While he didn’t give a specific release date for the wearable, it’s the first time Apple’s narrowed down the launch beyond “early 2015.” Cook said Apple considers “early” to be sometime within the first four months of the year, so the Apple Watch is right on target.
Apple shattered records again this quarter. Photo: Pierre Marcel/Flickr CC
The numbers are finally in for Apple’s Q1 2015 financial quarter, and just as predicted, Apple blew away its own projections with a record-breaking $74.6 billion in revenue, leading to $18 billion in net profits. Both profit and revenue topped Apple’s previous records set in Q1 2014.
Apple’s record-breaking quarter was aided in large part by unprecedented demand for the iPhone 6 and 6 Plus. Total iPhone sales hit an astounding 74.5 million, while only 65 million was expected. The iPad experienced decent holiday sales, with 21.4 million sold, and Mac sales didn’t disappoint either. With 5.5 million sold, it’s no wonder Tim Cook called the quarter “simply phenomenal.”
Despite the better-than-expected performance, AAPL shares were down 3.51 percent to $109.53 per share by close of market today. Take a look at the impressive numbers in Apple’s announcement below:
Apple’s earnings from last quarter will be historic. Photo: Jim Merithew/Cult of Mac
Tim Cook and CFO Luca Maestri are getting ready to announce Apple’s biggest earnings ever to investors this afternoon, and we’ll be on hand to liveblog all the action.
The results are expected to be historic, thanks to unprecedented demand for the iPhone 6 and 6 Plus in not only the US, but also China. Wall Street expects Apple to blow past its projected revenue of $63.5 billion to $66.5 billion and hit somewhere closer to an all-time high of $68 billion.

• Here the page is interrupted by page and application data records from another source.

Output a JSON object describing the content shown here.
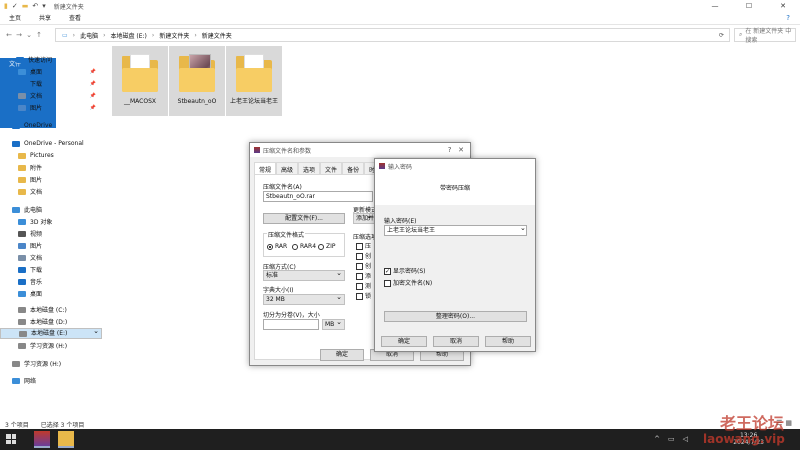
{
  "explorer": {
    "title": "新建文件夹",
    "ribbon": [
      "文件",
      "主页",
      "共享",
      "查看"
    ],
    "path": [
      "此电脑",
      "本地磁盘 (E:)",
      "新建文件夹",
      "新建文件夹"
    ],
    "search_placeholder": "在 新建文件夹 中搜索",
    "sidebar": [
      {
        "label": "快速访问",
        "icon": "star-icon",
        "color": "#1a6fc6"
      },
      {
        "label": "桌面",
        "icon": "desktop-icon",
        "color": "#3b8ed8",
        "pinned": true
      },
      {
        "label": "下载",
        "icon": "download-icon",
        "color": "#1a6fc6",
        "pinned": true
      },
      {
        "label": "文档",
        "icon": "document-icon",
        "color": "#7a8fa8",
        "pinned": true
      },
      {
        "label": "图片",
        "icon": "picture-icon",
        "color": "#4b86c8",
        "pinned": true
      },
      {
        "label": "OneDrive",
        "icon": "cloud-icon",
        "color": "#1a6fc6"
      },
      {
        "label": "OneDrive - Personal",
        "icon": "cloud-icon",
        "color": "#1a6fc6"
      },
      {
        "label": "Pictures",
        "icon": "folder-icon",
        "color": "#e8b84a"
      },
      {
        "label": "附件",
        "icon": "folder-icon",
        "color": "#e8b84a"
      },
      {
        "label": "图片",
        "icon": "folder-icon",
        "color": "#e8b84a"
      },
      {
        "label": "文档",
        "icon": "folder-icon",
        "color": "#e8b84a"
      },
      {
        "label": "此电脑",
        "icon": "computer-icon",
        "color": "#3b8ed8"
      },
      {
        "label": "3D 对象",
        "icon": "cube-icon",
        "color": "#3b8ed8"
      },
      {
        "label": "视频",
        "icon": "video-icon",
        "color": "#555555"
      },
      {
        "label": "图片",
        "icon": "picture-icon",
        "color": "#4b86c8"
      },
      {
        "label": "文档",
        "icon": "document-icon",
        "color": "#7a8fa8"
      },
      {
        "label": "下载",
        "icon": "download-icon",
        "color": "#1a6fc6"
      },
      {
        "label": "音乐",
        "icon": "music-icon",
        "color": "#1a6fc6"
      },
      {
        "label": "桌面",
        "icon": "desktop-icon",
        "color": "#3b8ed8"
      },
      {
        "label": "本地磁盘 (C:)",
        "icon": "drive-icon",
        "color": "#888888"
      },
      {
        "label": "本地磁盘 (D:)",
        "icon": "drive-icon",
        "color": "#888888"
      },
      {
        "label": "本地磁盘 (E:)",
        "icon": "drive-icon",
        "color": "#888888",
        "selected": true
      },
      {
        "label": "学习资源 (H:)",
        "icon": "drive-icon",
        "color": "#888888"
      },
      {
        "label": "学习资源 (H:)",
        "icon": "drive-icon",
        "color": "#888888"
      },
      {
        "label": "网络",
        "icon": "network-icon",
        "color": "#3b8ed8"
      }
    ],
    "files": [
      {
        "name": "__MACOSX",
        "kind": "paper"
      },
      {
        "name": "Stbeautn_oO",
        "kind": "photo"
      },
      {
        "name": "上老王论坛当老王",
        "kind": "paper"
      }
    ],
    "status": {
      "count": "3 个项目",
      "selected": "已选择 3 个项目"
    }
  },
  "archive_dialog": {
    "title": "压缩文件名和参数",
    "tabs": [
      "常规",
      "高级",
      "选项",
      "文件",
      "备份",
      "时"
    ],
    "archive_name_label": "压缩文件名(A)",
    "archive_name": "Stbeautn_oO.rar",
    "browse": "配置文件(F)...",
    "update_label": "更新模式",
    "update_value": "添加并替换",
    "format_label": "压缩文件格式",
    "formats": [
      "RAR",
      "RAR4",
      "ZIP"
    ],
    "method_label": "压缩方式(C)",
    "method": "标准",
    "dict_label": "字典大小(I)",
    "dict": "32 MB",
    "split_label": "切分为分卷(V)，大小",
    "split_unit": "MB",
    "options_label": "压缩选项",
    "options": [
      "压",
      "创",
      "创",
      "添",
      "测",
      "锁"
    ],
    "ok": "确定",
    "cancel": "取消",
    "help": "帮助"
  },
  "password_dialog": {
    "title": "输入密码",
    "heading": "带密码压缩",
    "prompt": "输入密码(E)",
    "password": "上老王论坛当老王",
    "show_password": "显示密码(S)",
    "encrypt_names": "加密文件名(N)",
    "organize": "整理密码(O)...",
    "ok": "确定",
    "cancel": "取消",
    "help": "帮助"
  },
  "taskbar": {
    "time": "13:26",
    "date": "2024/7/23"
  },
  "watermark": {
    "line1": "老王论坛",
    "line2": "laowang.vip"
  }
}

Analysts expect iPhone 6 sales to have topped more than 66 million, but Apple expert Ben Bajarin is predicting any number lower than 70 million would be a result of supply chain limitations, not demand. Mac sales are also expected to be strong, while the iPad remains the only wild card.
The call begins at 2 p.m. Pacific, but the liveblog action starts now. Keep this tab open and come back throughout the day for coverage of Apple’s biggest quarter ever.

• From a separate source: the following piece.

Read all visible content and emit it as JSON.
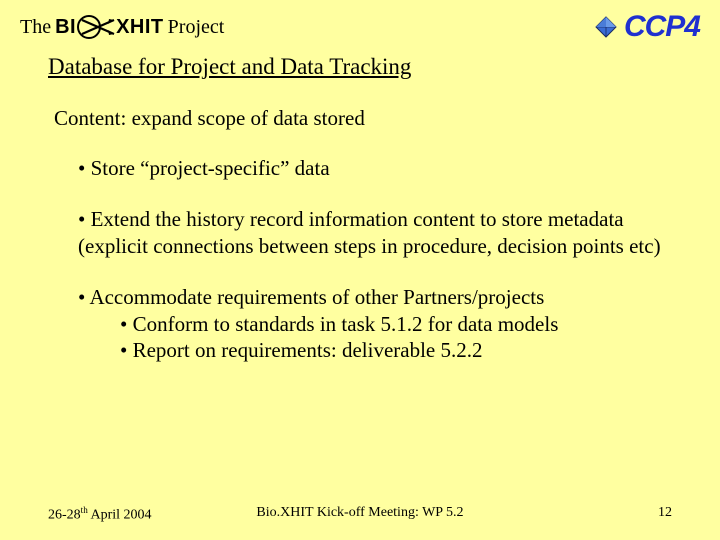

A new companion app called Alfred Remote makes it easy to control your Mac from an iOS device. Photo: Alfred
Well, there goes Alfred.
That’s the first thought I had when I saw the new Spotlight in OS X Yosemite. I feared Apple had basically made my favorite little app launcher obsolete (we nerds call it “sherlocked”).
I was wrong.
It’s six months later, and Alfred is doing just fine, thanks largely to a vibrant community built around its power features, or workflows. Spotlight may be able to quickly launch an app from anywhere, but Alfred can tell the weather, eject attached hard drives, and control your Nest thermostat.
And now, after five years on the Mac, Alfred is making the leap to iOS with a new companion app called Alfred Remote. Released today, it’s not going to be useful for most people, but serious Alfred users will love it. If anything, it’s evidence that you can still build a great app and community around core features offered by Apple.
The iPad is one of Apple’s greatest inventions, but at launch, people couldn’t stop complaining. Photo: Jim Merithew/Cult of Mac
Five years ago today, Steve Jobs introduced the iPad. A giant screen with one button, the iPad represented possibly the purest distillation of Jobs’ tech dreams. Yet at the time it was met with derision. “I got about 800 messages in the last 24 hours,” Jobs told his biographer, Walter Isaacson. “Most of them are complaining…. It knocks you back a bit.”
Half a decade and multiple iterations on, the iPad is an established part of Apple’s ecosystem. While it’s had its ups and downs, nobody’s flooding Apple’s inbox with iPad-related hate mail anymore.
So what were people complaining about? We hopped in our time machine to take a look at the original criticisms — and what, if anything, Apple’s done about them in the years since.